Source records
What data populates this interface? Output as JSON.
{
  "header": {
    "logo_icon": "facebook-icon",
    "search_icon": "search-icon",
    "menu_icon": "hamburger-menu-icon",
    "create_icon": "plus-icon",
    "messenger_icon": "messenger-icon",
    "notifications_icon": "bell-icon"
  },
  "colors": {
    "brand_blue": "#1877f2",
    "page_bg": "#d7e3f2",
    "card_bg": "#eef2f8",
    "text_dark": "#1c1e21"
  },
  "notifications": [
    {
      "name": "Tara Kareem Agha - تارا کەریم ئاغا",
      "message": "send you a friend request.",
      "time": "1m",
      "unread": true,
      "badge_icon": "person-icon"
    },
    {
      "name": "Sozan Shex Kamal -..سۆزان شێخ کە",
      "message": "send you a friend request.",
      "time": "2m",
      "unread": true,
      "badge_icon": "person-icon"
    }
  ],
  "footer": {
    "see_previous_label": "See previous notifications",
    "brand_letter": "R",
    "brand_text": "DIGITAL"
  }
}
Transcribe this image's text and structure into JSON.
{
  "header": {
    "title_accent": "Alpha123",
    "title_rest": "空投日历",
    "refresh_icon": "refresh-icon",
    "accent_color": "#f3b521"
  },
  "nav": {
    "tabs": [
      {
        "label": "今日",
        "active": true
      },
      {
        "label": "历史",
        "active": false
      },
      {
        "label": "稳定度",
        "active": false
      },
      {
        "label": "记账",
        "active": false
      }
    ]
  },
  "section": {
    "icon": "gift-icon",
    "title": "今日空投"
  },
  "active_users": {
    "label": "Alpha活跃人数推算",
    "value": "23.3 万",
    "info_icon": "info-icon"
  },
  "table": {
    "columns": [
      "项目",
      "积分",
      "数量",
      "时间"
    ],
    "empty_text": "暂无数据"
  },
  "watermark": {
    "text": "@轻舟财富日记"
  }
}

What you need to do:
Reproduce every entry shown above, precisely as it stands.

Response area:
What data populates this interface? Output as JSON.
{
  "header": {
    "logo_icon": "facebook-icon",
    "search_icon": "search-icon",
    "menu_icon": "hamburger-menu-icon",
    "create_icon": "plus-icon",
    "messenger_icon": "messenger-icon",
    "notifications_icon": "bell-icon"
  },
  "colors": {
    "brand_blue": "#1877f2",
    "page_bg": "#d7e3f2",
    "card_bg": "#eef2f8",
    "text_dark": "#1c1e21"
  },
  "notifications": [
    {
      "name": "Tara Kareem Agha - تارا کەریم ئاغا",
      "message": "send you a friend request.",
      "time": "1m",
      "unread": true,
      "badge_icon": "person-icon"
    },
    {
      "name": "Sozan Shex Kamal -..سۆزان شێخ کە",
      "message": "send you a friend request.",
      "time": "2m",
      "unread": true,
      "badge_icon": "person-icon"
    }
  ],
  "footer": {
    "see_previous_label": "See previous notifications",
    "brand_letter": "R",
    "brand_text": "DIGITAL"
  }
}
Transcribe this image's text and structure into JSON.
{
  "header": {
    "title_accent": "Alpha123",
    "title_rest": "空投日历",
    "refresh_icon": "refresh-icon",
    "accent_color": "#f3b521"
  },
  "nav": {
    "tabs": [
      {
        "label": "今日",
        "active": true
      },
      {
        "label": "历史",
        "active": false
      },
      {
        "label": "稳定度",
        "active": false
      },
      {
        "label": "记账",
        "active": false
      }
    ]
  },
  "section": {
    "icon": "gift-icon",
    "title": "今日空投"
  },
  "active_users": {
    "label": "Alpha活跃人数推算",
    "value": "23.3 万",
    "info_icon": "info-icon"
  },
  "table": {
    "columns": [
      "项目",
      "积分",
      "数量",
      "时间"
    ],
    "empty_text": "暂无数据"
  },
  "watermark": {
    "text": "@轻舟财富日记"
  }
}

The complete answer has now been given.